Opened in 1975 the Bermuda Maritime Museum, now the National Museum of Bermuda, is housed in the island’s largest fortification the Keep. The Museum’s collection is as diverse in subject matter as it is in material. With over 80,000 objects, including historic documents, photographs, plans & maps, art, archaeological finds (including shipwreck artifacts), small watercraft, and large cannon, the collection paints a portrait of Bermudian activities spanning over five centuries. Even the historic military buildings that house the Museum are part of the collection! What ties everything together is that all the objects relate to aspects of Bermuda’s unique cultural heritage.
If you only have a short amount of time, don’t miss these must-see areas of the Museum.
Shipwreck Island: Sunken Clues to Bermuda’s Past
Queen’s Exhibition Hall
This stunning hall was designed by Lt. Francis Fowke, who would later go on to design the Royal Albert Hall in London and other notable structures in the U.K. Built in 1850, it was originally used to store up to 4,968 barrels of the Royal Navy’s gunpowder. With a vaulted ceiling and three-foot thick walls to protect its explosive stores from enemy fire nothing – short of an earthquake – could damage this building. Today the building houses a collection of 16th and 17th century shipwreck artifacts recovered from local waters that tell the story of Bermuda’s discovery, early settlement, and history from 1505 to 1684.

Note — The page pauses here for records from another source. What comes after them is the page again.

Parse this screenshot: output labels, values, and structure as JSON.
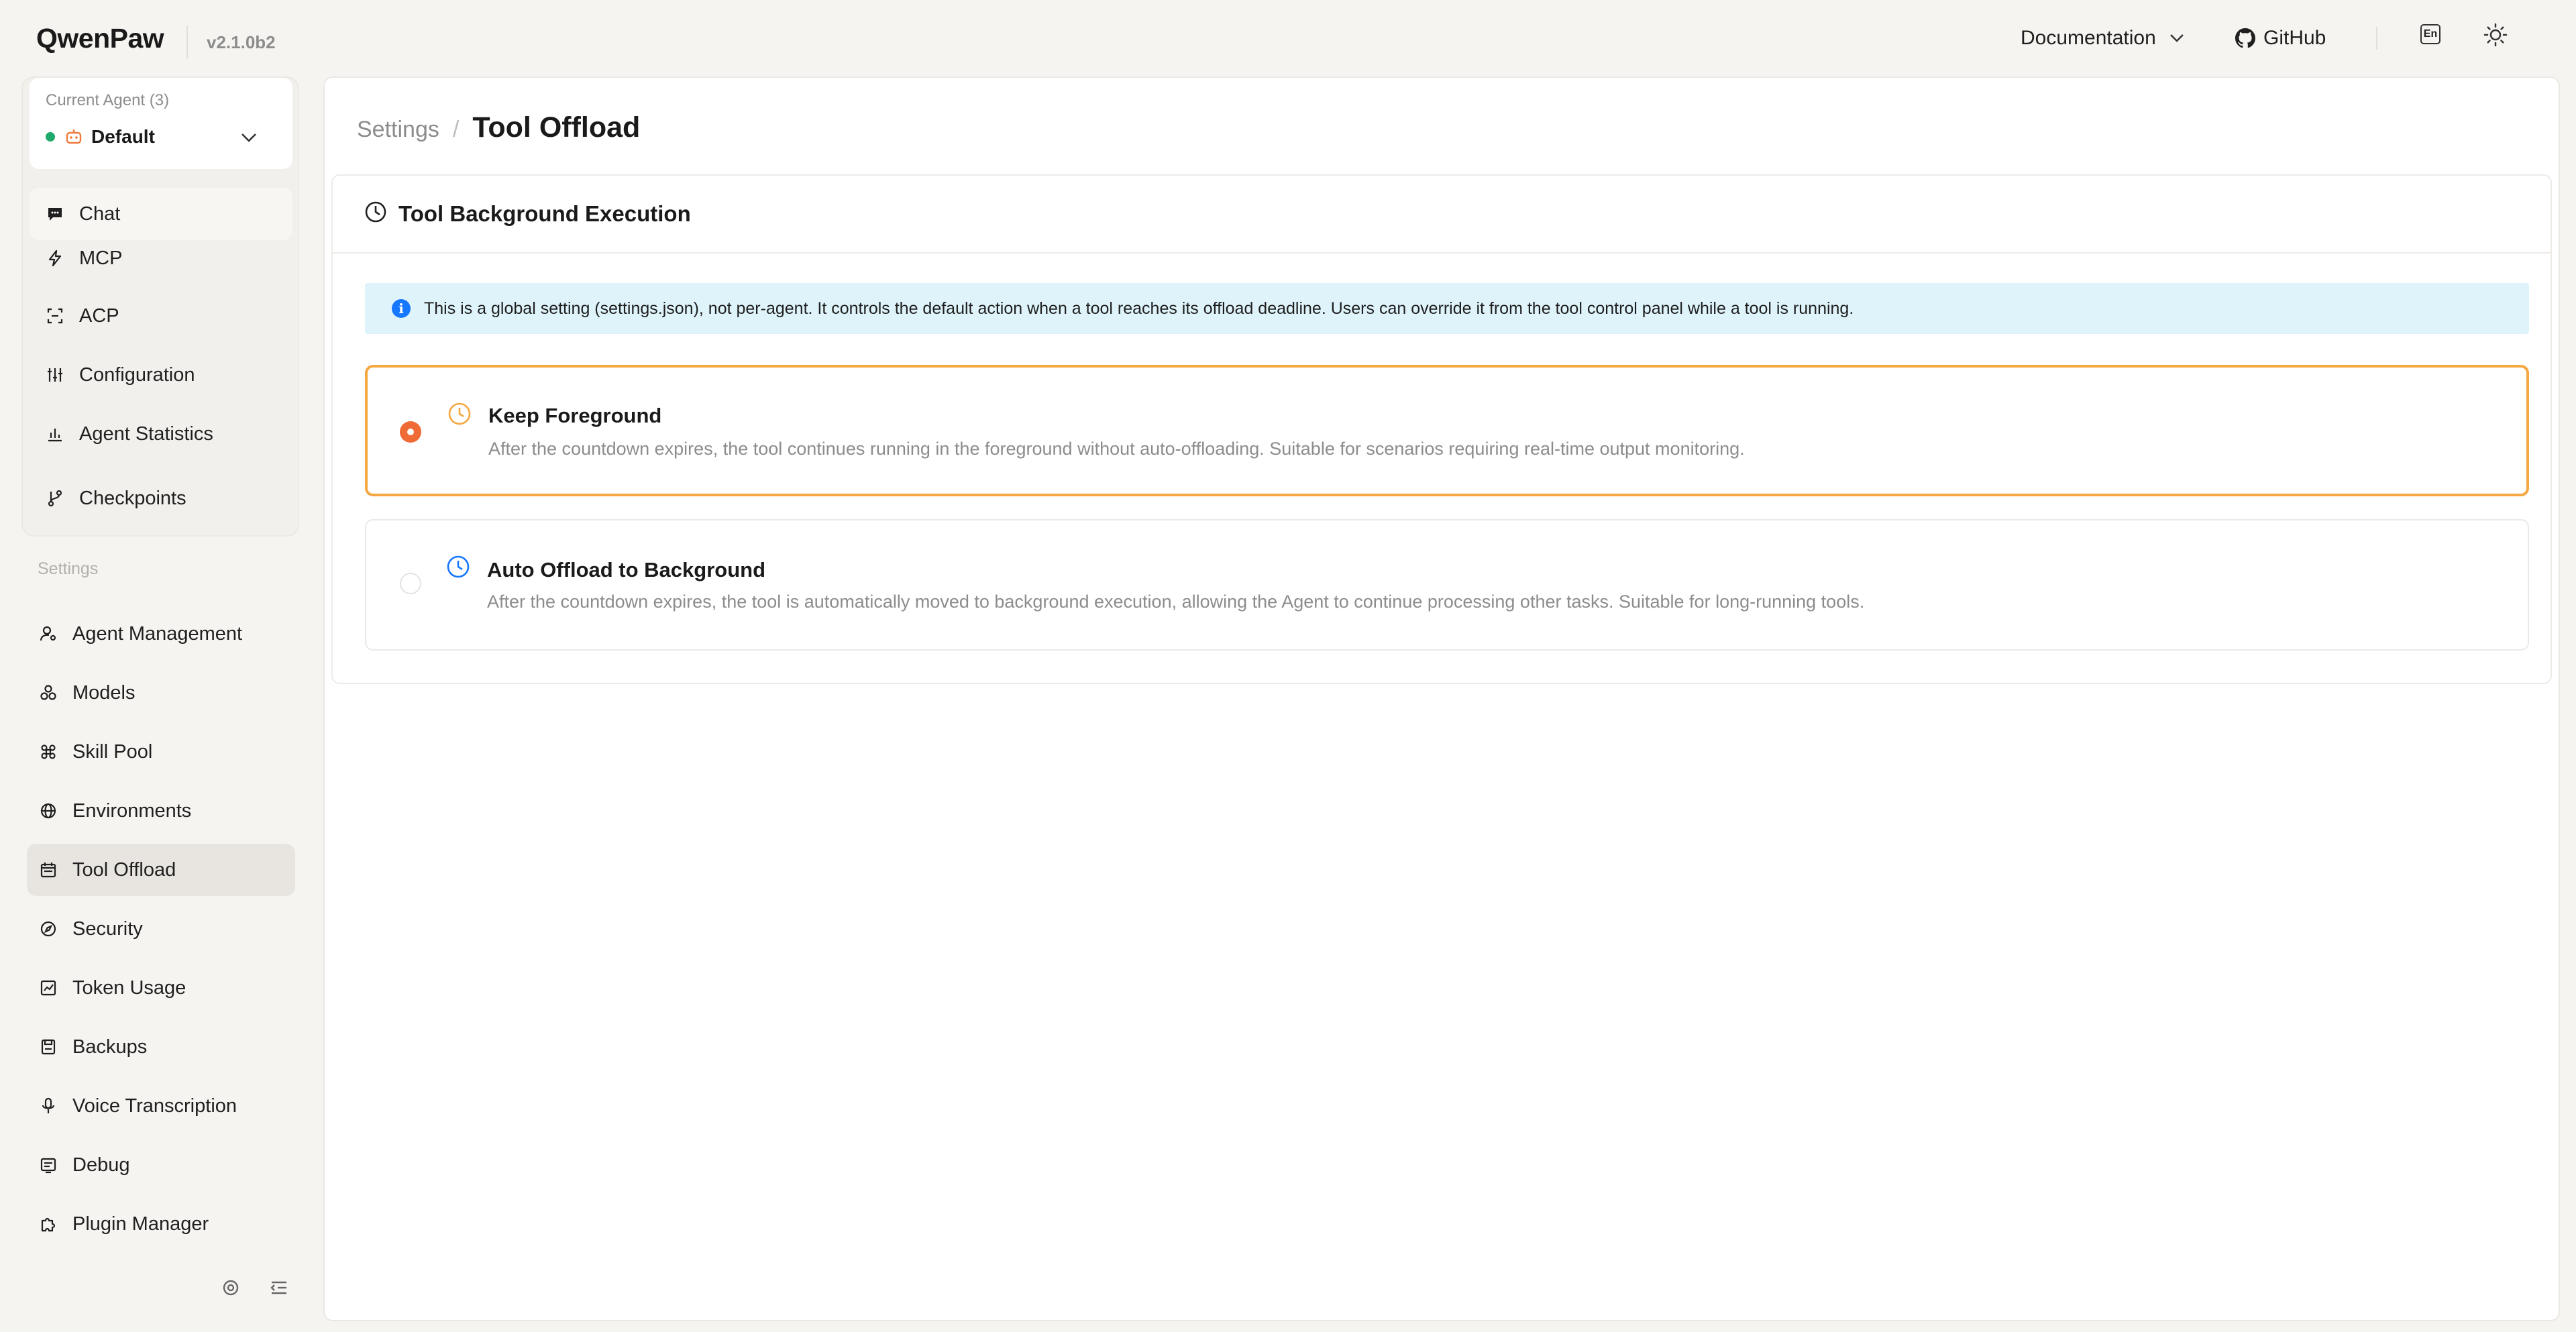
{
  "header": {
    "logo": "QwenPaw",
    "version": "v2.1.0b2",
    "documentation_label": "Documentation",
    "github_label": "GitHub",
    "language_label": "En"
  },
  "sidebar": {
    "agent_caption": "Current Agent (3)",
    "agent_name": "Default",
    "agent_nav": [
      {
        "label": "Chat",
        "icon": "chat-icon"
      },
      {
        "label": "MCP",
        "icon": "lightning-icon"
      },
      {
        "label": "ACP",
        "icon": "acp-icon"
      },
      {
        "label": "Configuration",
        "icon": "sliders-icon"
      },
      {
        "label": "Agent Statistics",
        "icon": "bar-chart-icon"
      },
      {
        "label": "Checkpoints",
        "icon": "git-branch-icon"
      }
    ],
    "section_label": "Settings",
    "settings_nav": [
      {
        "label": "Agent Management",
        "icon": "user-gear-icon"
      },
      {
        "label": "Models",
        "icon": "models-icon"
      },
      {
        "label": "Skill Pool",
        "icon": "command-icon"
      },
      {
        "label": "Environments",
        "icon": "globe-icon"
      },
      {
        "label": "Tool Offload",
        "icon": "calendar-icon"
      },
      {
        "label": "Security",
        "icon": "compass-icon"
      },
      {
        "label": "Token Usage",
        "icon": "line-chart-icon"
      },
      {
        "label": "Backups",
        "icon": "save-icon"
      },
      {
        "label": "Voice Transcription",
        "icon": "microphone-icon"
      },
      {
        "label": "Debug",
        "icon": "debug-icon"
      },
      {
        "label": "Plugin Manager",
        "icon": "puzzle-icon"
      }
    ]
  },
  "main": {
    "breadcrumb_parent": "Settings",
    "breadcrumb_separator": "/",
    "breadcrumb_current": "Tool Offload",
    "card_title": "Tool Background Execution",
    "info_text": "This is a global setting (settings.json), not per-agent. It controls the default action when a tool reaches its offload deadline. Users can override it from the tool control panel while a tool is running.",
    "options": [
      {
        "title": "Keep Foreground",
        "description": "After the countdown expires, the tool continues running in the foreground without auto-offloading. Suitable for scenarios requiring real-time output monitoring.",
        "selected": true
      },
      {
        "title": "Auto Offload to Background",
        "description": "After the countdown expires, the tool is automatically moved to background execution, allowing the Agent to continue processing other tasks. Suitable for long-running tools.",
        "selected": false
      }
    ]
  },
  "colors": {
    "accent": "#f06a35",
    "selected_border": "#f5a742",
    "info_bg": "#def3fa",
    "info_icon": "#1677ff",
    "status_green": "#1faa6b"
  }
}
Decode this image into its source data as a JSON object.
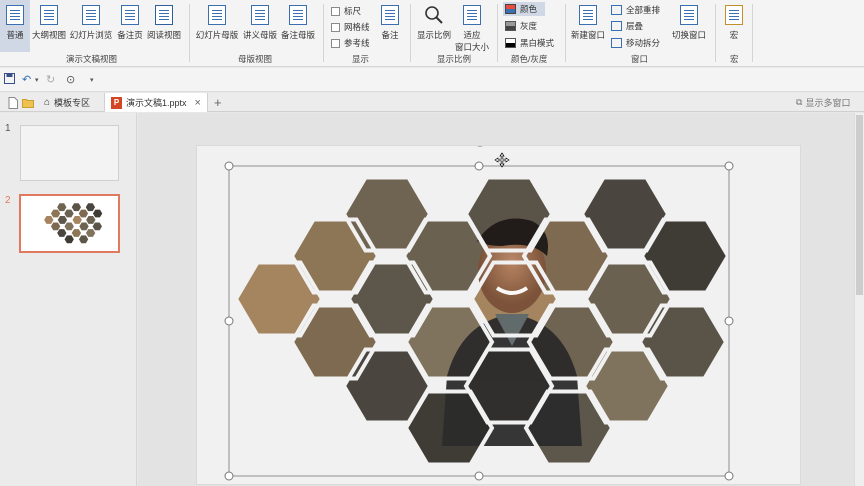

Fun fact: The floor is bitumen to reduce any chance of a spark being raised by a nailed boot and the weight of the powder barrels has impressed the outlines of their wooden racks into the floor. See if you can spot the circular marks left by the gunpowder barrels.
Why It’s a Must-See: Bermuda’s earliest wrecks are featured, with more than 1,500 artifacts of international and local significance on display.
What to Look For: The collection of 16th century indigenous wooden artefacts recovered from the San Pedro. Little is known about the exact source of these artefacts, though research suggests that they may be connected with cultural groups in South America and the Caribbean.
Hall of History
Once home to the civilian commissioner of Dockyard, Commissioner’s House was built in the 1820s and is the world’s first prefabricated cast-iron residential building. Left derelict in the 1950s, the house went through a 20-year award-winning restoration.
Today Commissioner’s House is home to a number of exhibits displaying the diverse history of Bermuda including fortifications and military history, the history of slavery in Bermuda, the Island’s connections with the Azores and West Indies, and Graham Foster’s grand mural The Hall of History.
Tracing the 500-year human history of Bermuda, local artist Graham Foster’s mural has captured the imagination of all ages. Taking three and a half years to complete and measuring 1000 square feet, the Hall of History, tells the island’s story with vibrant detail, irreverent humour, and poignant observations.
Why It’s a Must-See: As NMB Executive Director Elena Strong says the mural is “a great tool to uncover the suppressed histories, the histories that have never been recorded in art”.
What to Look for: Often described as a “Where’s Waldo” of Bermuda history, the mural includes folklore, characters, traits and traditions from Bermuda’s amazing multi-faceted history. See if you can spot the building of Commissioner’s House, 16th century bee keeping, or the famous faces of Bermuda’s past.
Fun for all ages
Rampart Walk and Children’s Playground
Don’t miss the Museum Playground inspired by local cultural and natural heritage and designed by award-winning Danish design company, Monstrum, it includes a discovery sandpit, a 21ft lighthouse with slide, seaweed-like climbing elements, and a 70ft green moray eel. Or take a stroll along the ramparts of Bermuda’s largest fortification and explore the seven irregular bastions named ‘A’ to ‘G’, which were equipped with heavy guns, including, over the years, 24-pounder and 32-pounder carronades, 8-inch shell guns, and 6-inch breech loaders.
Why It’s a Must-See: With spectacular jaw-dropping views, the rampart walk is a must for any photographer, just remember to tag the Museum in your Twitter, Instagram, or Facebook posts!
What to Look for: Keep an eye out for our “lambscaping crew” of sheep, the Bermuda longtails that nest in the surrounding cliffs, and our resident mouse catcher “Bastion”.
The National Museum of Bermuda is open daily 10:00AM – 5:00PM (last admission at 4:00PM). Adults $15, Seniors $12, and Children under 16 FREE.